The Wall Street Journal published a rather silly article on the effect of e-books on literary fiction. The award-winning, New York Times bestselling science fiction and fantasy writer Michael Stackpole has kindly deconstructed the piece for us. You can follow the above links to read the original article and Mike's challenge to it.
If you don't have time to read Mike's whole post (which I recommend), here is the heart of his well-reasoned article:

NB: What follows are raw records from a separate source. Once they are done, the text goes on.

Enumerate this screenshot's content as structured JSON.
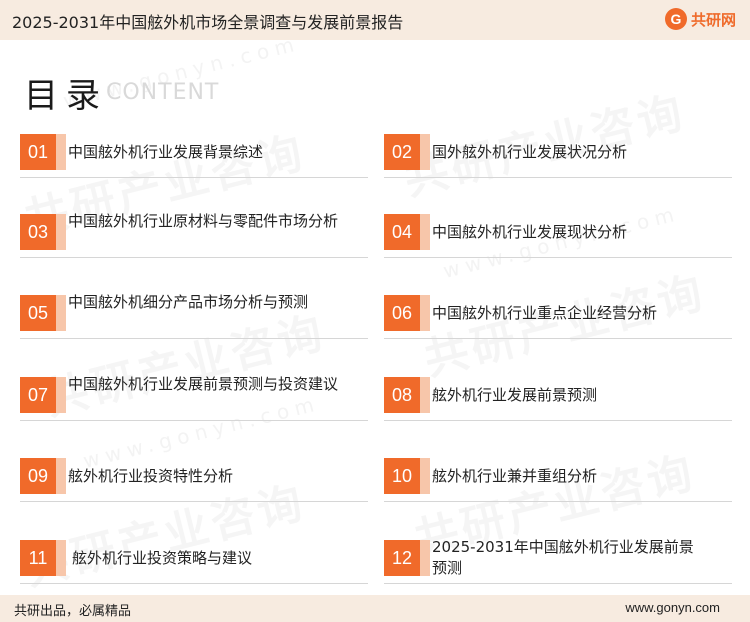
{
  "header": {
    "title": "2025-2031年中国舷外机市场全景调查与发展前景报告",
    "logo_mark": "G",
    "logo_text": "共研网"
  },
  "watermark": {
    "text": "共研产业咨询",
    "sub": "www.gonyn.com"
  },
  "toc": {
    "heading": "目录",
    "subheading": "CONTENT",
    "items": [
      {
        "num": "01",
        "label": "中国舷外机行业发展背景综述"
      },
      {
        "num": "02",
        "label": "国外舷外机行业发展状况分析"
      },
      {
        "num": "03",
        "label": "中国舷外机行业原材料与零配件市场分析"
      },
      {
        "num": "04",
        "label": "中国舷外机行业发展现状分析"
      },
      {
        "num": "05",
        "label": "中国舷外机细分产品市场分析与预测"
      },
      {
        "num": "06",
        "label": "中国舷外机行业重点企业经营分析"
      },
      {
        "num": "07",
        "label": "中国舷外机行业发展前景预测与投资建议"
      },
      {
        "num": "08",
        "label": "舷外机行业发展前景预测"
      },
      {
        "num": "09",
        "label": "舷外机行业投资特性分析"
      },
      {
        "num": "10",
        "label": "舷外机行业兼并重组分析"
      },
      {
        "num": "11",
        "label": "舷外机行业投资策略与建议"
      },
      {
        "num": "12",
        "label": "2025-2031年中国舷外机行业发展前景预测"
      }
    ]
  },
  "footer": {
    "slogan": "共研出品，必属精品",
    "url": "www.gonyn.com"
  },
  "colors": {
    "accent": "#f06a2a",
    "accent_light": "#f7c6aa",
    "bar_bg": "#f7ebe0"
  }
}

"For years and years and years, literary fiction has been a losing proposition for publishers, and income from genre fiction has subsidized their spending on books that few folks read outside of college courses. In short, commercial fiction pays for literary fiction, despite literators despising commercial fiction. Now that economic realities have caught up with literary fiction, literary writers are facing the same life-choices that the rest of us have been handling for decades. It’s a bubble that’s bursting, the same way the techno-thriller, horror and cyberpunk bubbles burst. It’s the reality of the publishing economy that’s causing this economic disruption, not ebooks. As I’ve showed in previous posts, ebooks are actually more profitable for publishers than paper books. In the digital economy, publishers will profit more, though their cash flow will fall—a point I’m very surprised the Wall Street Journal, of all publications, has failed to recognize. "

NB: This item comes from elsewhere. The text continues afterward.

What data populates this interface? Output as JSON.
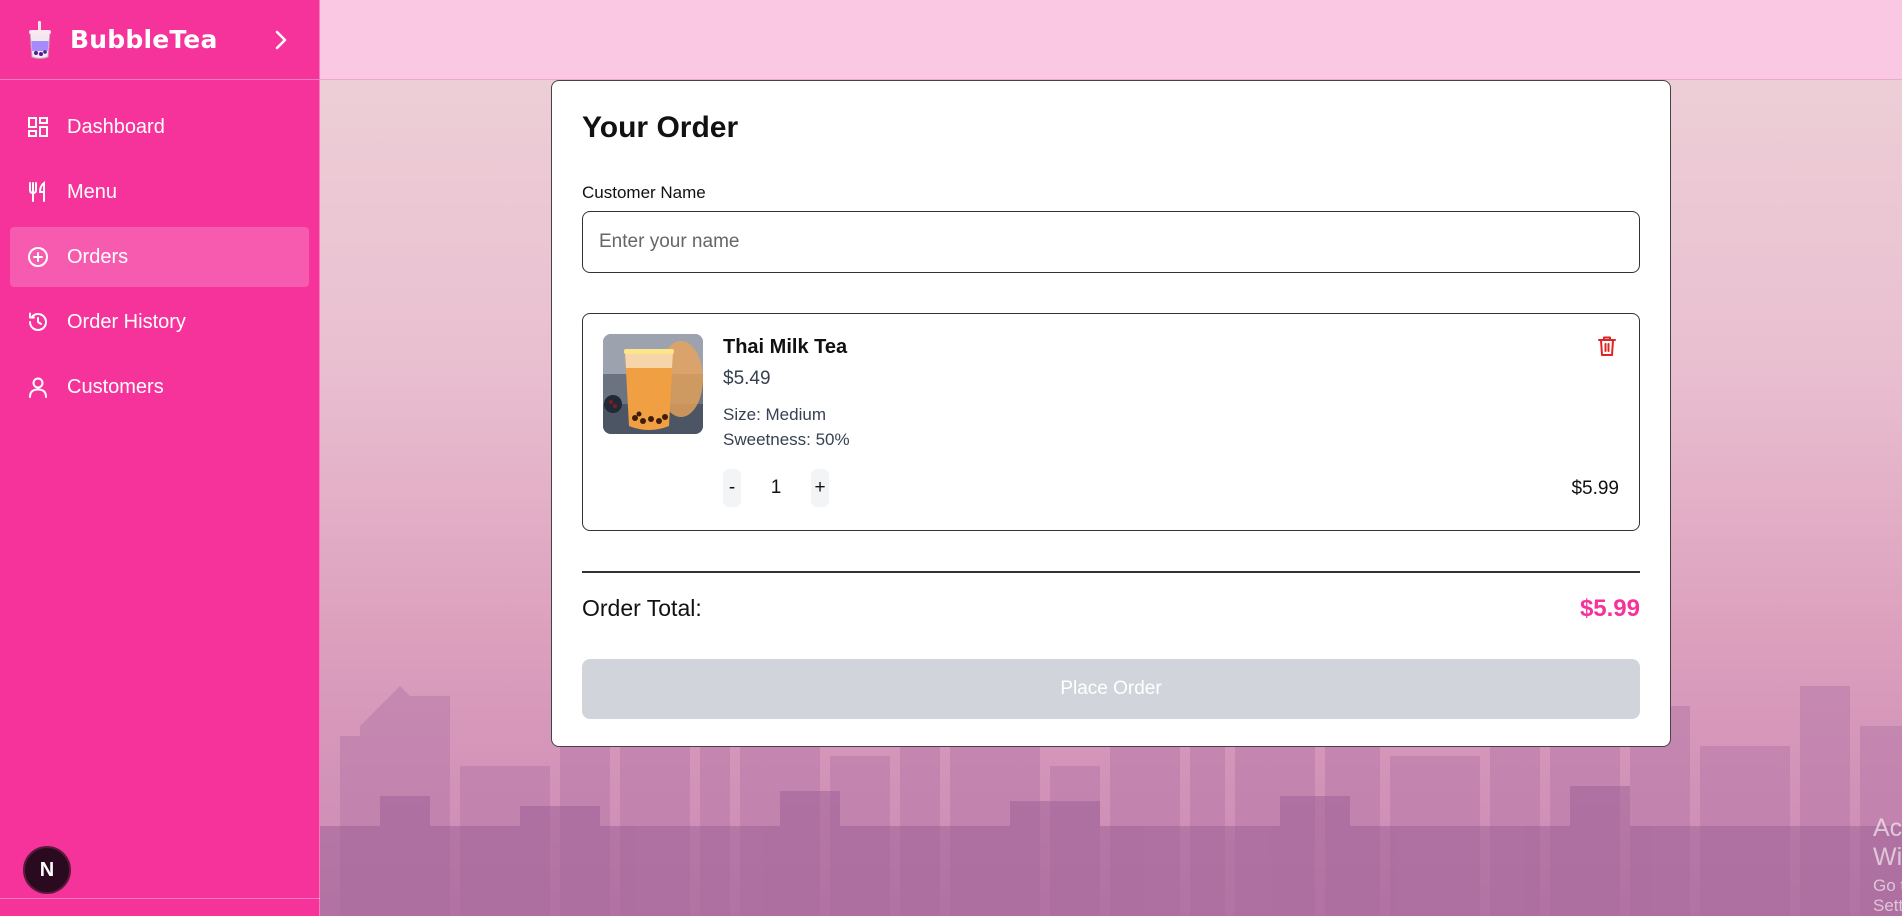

My own take on the subject, published last month on AOL.com, might add some perspective, as well. You can find it reprinted here. Personally, since owning a Kindle, I actually buy more books than I ever did. It's so much easier than truckin' on down to the public library! I hope you'll share your own thoughts about e-books as part of this discussion.